Price of module divided by the actual wattage output of the module under 1000 watts/m2 of solar irradiance as tested in the field. 43:40-46. Irradiance: Solar power per unit area. Florida Solar Energy Center.W.S. An 80 percent chance of success means that on any given day the chance that the power supply will be unable to replace the daily water loss through evapotranspiration is 20 percent.K. Peak watt (Wp): Maximum power output of photovoltaic system at SOC. Characteristics of potential evapotranspiration in Florida.F. 1988. Reidel Publishing.

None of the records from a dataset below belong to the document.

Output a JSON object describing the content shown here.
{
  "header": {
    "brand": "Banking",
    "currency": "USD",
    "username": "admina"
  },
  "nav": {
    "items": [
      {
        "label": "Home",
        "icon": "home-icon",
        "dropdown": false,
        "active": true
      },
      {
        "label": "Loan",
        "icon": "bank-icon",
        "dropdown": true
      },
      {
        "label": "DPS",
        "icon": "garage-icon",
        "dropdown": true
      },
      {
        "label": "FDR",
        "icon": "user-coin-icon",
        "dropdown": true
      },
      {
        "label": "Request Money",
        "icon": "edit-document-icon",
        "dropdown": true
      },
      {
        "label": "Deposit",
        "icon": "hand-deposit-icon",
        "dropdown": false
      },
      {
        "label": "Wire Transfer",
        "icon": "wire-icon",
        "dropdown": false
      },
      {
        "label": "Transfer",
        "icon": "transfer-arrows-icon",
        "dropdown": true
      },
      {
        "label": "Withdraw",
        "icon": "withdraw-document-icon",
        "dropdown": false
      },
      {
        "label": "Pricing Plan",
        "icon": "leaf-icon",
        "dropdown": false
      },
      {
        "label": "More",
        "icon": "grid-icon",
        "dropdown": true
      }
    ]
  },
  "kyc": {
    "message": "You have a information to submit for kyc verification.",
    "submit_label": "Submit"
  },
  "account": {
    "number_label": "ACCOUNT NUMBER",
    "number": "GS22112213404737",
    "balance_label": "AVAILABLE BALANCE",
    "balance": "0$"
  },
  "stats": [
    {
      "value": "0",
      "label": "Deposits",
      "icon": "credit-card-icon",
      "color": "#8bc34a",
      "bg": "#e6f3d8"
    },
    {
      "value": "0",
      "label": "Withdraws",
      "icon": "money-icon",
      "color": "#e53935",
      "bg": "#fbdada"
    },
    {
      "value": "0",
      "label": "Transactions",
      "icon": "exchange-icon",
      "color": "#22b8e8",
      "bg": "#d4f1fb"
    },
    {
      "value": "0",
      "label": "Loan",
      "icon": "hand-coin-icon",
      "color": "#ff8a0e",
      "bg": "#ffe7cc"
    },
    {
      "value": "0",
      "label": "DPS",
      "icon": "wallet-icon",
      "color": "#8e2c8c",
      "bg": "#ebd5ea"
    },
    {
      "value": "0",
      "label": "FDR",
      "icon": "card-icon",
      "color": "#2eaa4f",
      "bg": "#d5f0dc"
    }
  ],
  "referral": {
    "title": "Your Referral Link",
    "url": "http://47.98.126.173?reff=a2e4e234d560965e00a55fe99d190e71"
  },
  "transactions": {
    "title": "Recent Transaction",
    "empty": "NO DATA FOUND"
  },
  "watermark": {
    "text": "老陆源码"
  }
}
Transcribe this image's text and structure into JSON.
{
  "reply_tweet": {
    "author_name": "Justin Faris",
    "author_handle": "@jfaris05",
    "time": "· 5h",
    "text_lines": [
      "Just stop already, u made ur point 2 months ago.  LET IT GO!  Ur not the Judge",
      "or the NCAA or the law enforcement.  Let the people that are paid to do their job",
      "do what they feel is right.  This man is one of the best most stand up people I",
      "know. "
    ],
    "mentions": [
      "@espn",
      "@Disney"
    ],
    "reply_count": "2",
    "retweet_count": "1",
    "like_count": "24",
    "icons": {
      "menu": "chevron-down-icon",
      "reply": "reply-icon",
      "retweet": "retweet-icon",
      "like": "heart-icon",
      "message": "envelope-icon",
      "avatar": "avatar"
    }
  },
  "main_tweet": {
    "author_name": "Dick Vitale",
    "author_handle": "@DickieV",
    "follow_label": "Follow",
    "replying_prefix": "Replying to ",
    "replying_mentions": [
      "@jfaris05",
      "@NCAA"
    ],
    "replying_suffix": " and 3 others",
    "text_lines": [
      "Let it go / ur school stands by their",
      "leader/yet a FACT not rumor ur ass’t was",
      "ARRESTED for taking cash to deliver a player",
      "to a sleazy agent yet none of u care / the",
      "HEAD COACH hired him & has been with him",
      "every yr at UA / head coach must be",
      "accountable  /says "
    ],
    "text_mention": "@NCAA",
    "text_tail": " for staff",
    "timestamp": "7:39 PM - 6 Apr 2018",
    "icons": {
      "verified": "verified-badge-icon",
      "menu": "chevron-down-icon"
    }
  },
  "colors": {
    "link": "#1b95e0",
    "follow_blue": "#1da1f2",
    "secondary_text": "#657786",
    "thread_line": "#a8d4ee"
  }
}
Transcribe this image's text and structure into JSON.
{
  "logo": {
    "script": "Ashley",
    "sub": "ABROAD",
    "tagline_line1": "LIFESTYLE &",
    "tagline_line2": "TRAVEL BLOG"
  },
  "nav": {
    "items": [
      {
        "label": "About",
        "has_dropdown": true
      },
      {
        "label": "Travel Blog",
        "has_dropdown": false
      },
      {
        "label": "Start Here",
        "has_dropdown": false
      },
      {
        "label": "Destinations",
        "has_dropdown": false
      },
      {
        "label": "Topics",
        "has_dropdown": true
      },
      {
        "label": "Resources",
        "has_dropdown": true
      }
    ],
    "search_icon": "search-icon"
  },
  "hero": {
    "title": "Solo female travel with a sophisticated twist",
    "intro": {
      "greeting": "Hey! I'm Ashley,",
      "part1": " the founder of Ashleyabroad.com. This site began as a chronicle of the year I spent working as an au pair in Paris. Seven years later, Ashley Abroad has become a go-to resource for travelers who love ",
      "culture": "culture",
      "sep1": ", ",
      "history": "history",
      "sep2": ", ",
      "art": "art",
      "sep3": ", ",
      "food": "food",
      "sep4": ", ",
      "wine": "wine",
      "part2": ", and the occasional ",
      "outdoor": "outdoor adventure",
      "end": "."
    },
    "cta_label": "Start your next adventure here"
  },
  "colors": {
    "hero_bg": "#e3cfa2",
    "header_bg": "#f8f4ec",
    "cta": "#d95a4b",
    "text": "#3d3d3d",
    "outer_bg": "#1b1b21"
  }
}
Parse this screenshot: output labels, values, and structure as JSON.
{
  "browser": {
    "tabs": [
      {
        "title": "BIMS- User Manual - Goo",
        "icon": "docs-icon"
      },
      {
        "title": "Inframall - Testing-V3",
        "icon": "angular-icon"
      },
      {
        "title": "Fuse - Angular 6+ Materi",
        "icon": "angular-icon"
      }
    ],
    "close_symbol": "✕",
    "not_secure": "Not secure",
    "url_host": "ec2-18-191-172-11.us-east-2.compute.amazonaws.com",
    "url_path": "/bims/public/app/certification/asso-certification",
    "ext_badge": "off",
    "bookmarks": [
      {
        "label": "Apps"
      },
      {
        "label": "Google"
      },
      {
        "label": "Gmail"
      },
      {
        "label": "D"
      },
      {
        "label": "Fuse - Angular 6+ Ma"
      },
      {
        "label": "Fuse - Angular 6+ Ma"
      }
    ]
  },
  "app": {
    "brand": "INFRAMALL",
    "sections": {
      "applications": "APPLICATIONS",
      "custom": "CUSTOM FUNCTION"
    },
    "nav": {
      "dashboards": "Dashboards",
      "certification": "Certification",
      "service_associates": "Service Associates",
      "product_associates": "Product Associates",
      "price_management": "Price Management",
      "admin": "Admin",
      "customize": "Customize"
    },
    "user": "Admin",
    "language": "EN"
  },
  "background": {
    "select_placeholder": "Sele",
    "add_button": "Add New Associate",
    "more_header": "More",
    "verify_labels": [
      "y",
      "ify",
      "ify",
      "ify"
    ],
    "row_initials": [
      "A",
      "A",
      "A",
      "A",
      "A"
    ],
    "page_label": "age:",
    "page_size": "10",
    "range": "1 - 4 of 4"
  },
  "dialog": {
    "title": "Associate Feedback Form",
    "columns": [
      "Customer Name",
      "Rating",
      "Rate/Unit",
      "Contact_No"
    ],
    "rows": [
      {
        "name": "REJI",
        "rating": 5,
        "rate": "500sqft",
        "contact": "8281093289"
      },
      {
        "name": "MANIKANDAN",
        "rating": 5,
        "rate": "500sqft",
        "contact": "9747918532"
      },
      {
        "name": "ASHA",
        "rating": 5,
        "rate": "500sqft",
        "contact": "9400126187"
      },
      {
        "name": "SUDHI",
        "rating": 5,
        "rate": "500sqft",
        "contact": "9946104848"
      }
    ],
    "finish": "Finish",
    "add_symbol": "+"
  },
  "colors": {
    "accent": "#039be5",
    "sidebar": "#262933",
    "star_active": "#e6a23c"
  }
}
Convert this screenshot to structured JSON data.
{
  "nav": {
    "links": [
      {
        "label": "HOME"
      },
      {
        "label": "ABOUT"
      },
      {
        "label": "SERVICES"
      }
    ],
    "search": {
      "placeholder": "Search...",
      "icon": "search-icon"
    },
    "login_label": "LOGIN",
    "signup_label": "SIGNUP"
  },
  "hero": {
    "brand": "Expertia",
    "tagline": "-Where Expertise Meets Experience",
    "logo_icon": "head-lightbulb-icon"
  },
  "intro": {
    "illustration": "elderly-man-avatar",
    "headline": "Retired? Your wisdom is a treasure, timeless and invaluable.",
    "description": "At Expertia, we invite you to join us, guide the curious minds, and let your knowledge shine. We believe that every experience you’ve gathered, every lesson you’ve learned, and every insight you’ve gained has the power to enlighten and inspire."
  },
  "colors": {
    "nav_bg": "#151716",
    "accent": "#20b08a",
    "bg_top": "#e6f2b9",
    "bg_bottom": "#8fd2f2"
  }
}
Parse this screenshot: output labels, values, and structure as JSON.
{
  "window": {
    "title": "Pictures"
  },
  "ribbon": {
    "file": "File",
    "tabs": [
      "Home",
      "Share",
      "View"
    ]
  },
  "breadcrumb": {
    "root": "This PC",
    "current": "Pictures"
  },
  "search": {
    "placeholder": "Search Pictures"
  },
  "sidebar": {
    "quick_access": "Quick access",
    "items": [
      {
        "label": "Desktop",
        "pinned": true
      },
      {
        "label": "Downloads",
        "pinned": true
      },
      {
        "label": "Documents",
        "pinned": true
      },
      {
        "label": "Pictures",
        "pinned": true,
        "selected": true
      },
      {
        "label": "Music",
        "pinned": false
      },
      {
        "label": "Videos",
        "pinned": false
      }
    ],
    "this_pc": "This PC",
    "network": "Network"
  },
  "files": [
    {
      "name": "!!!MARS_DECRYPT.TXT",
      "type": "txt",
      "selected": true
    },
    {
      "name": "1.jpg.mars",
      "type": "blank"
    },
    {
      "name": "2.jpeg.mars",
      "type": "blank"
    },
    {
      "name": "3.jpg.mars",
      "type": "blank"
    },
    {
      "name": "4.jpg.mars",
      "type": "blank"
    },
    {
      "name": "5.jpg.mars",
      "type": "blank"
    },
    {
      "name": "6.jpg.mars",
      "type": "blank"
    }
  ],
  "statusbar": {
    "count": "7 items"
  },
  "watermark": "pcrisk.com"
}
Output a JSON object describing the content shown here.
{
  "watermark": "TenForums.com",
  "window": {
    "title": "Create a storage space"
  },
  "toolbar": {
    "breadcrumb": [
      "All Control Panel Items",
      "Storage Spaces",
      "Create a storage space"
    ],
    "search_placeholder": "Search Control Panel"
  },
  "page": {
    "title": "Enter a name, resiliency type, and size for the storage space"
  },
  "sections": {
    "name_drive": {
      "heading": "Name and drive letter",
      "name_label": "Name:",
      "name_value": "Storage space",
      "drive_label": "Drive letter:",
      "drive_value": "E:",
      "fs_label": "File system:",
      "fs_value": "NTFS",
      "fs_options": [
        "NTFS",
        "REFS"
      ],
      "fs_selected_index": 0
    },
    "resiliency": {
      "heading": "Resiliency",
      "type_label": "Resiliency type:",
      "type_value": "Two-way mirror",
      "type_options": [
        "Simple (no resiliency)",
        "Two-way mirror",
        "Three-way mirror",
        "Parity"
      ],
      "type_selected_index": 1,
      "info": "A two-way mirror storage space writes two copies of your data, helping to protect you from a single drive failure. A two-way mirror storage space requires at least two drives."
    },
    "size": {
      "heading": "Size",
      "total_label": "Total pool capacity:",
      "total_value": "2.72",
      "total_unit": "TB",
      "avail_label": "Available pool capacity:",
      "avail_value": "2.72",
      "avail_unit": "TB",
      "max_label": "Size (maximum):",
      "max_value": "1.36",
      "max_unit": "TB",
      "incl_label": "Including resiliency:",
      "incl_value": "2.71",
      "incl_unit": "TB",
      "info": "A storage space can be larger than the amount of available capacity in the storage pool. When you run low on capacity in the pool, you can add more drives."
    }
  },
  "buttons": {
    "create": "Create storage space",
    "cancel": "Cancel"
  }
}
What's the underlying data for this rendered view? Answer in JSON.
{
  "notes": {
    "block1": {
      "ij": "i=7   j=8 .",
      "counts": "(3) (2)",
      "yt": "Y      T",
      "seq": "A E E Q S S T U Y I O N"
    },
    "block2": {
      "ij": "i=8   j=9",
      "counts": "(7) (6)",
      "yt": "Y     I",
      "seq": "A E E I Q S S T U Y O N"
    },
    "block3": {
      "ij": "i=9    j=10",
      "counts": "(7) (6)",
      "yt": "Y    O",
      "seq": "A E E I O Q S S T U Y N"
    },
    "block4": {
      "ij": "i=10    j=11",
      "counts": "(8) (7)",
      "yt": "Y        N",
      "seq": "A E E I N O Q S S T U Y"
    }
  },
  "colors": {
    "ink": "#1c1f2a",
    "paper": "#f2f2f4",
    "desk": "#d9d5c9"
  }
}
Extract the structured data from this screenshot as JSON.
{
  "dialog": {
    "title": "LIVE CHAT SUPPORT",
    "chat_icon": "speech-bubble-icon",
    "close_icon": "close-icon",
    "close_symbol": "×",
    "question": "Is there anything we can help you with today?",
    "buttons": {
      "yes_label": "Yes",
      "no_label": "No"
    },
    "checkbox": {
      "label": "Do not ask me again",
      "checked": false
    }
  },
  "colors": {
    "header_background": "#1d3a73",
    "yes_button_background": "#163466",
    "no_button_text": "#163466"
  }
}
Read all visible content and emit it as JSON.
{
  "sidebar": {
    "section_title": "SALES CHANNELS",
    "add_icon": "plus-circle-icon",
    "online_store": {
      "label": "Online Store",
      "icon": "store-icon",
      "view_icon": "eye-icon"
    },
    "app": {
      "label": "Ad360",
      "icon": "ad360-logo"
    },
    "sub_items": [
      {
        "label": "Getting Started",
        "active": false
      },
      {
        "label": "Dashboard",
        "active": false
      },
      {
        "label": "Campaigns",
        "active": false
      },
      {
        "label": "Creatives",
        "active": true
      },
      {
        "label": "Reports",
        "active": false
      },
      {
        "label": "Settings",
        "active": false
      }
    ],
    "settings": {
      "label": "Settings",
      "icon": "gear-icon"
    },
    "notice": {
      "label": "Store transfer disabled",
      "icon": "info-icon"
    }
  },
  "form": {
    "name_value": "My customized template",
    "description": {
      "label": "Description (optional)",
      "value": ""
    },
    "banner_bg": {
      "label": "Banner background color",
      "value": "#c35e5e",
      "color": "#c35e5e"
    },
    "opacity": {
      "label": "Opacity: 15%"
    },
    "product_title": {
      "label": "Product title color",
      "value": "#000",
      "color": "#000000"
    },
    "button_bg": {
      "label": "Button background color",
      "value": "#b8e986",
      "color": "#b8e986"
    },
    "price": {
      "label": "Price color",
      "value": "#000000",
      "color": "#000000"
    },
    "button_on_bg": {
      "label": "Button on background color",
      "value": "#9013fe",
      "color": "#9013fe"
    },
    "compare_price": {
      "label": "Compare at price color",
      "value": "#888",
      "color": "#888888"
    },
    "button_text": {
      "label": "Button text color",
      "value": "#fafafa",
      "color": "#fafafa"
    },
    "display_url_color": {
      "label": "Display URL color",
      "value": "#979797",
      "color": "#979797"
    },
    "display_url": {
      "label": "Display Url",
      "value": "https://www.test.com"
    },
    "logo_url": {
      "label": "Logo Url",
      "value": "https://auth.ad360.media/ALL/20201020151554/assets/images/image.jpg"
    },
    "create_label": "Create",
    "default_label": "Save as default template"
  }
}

A. 1987. Eighty percent is considered to be an appropriate success percentage for irrigation system design by the Florida Water Management Districts. Dinh Company. 6. Clark. Harrison. and Partners. FL. Photovoltaic design: course manual.P. Standard operating conditions (SOC): Irradiance . Controller gets last drop for photovoltaic system.. Volume 3. . Halcrow. ENDNOTES 2. H. and F.1000 watts/m2. S.Pumping Water for Irrigation Using Solar Energy Page 9 photovoltaic power will become more cost competitive and more common. Fla. 1000 watts/m2 is considered to be the practical maximum amount of solar irradiance which can reach the earth’s surface after passing through the atmosphere. K.45 degrees C. 4. FL. MA. London. Advances in solar energy technology. Cell temperature . Salameh. Alachua. Proc. REFERENCES Dinh. Insolation: Solar energy received during a specific time interval. Solar Today 14 (1): 26-27. Zazueta. Small-scale solarpowered irrigation pumping systems: technical and economic review. 1981. 1984. Z. Smajstrla. 1989. 1988. and D. 3.S. 7. Technical Bulletin.A. F. Shih. Dagher. Intermediate Technology Power. 9. A passive photovoltaic-powered solar tracker. Garg. UK. Milpur.. Soil and Crop Science Society.G. Boston. S. Cell temperature and cell type also influence power output. 5. UNDP Project GLO/78/004. Cape Canaveral. G. A. 8.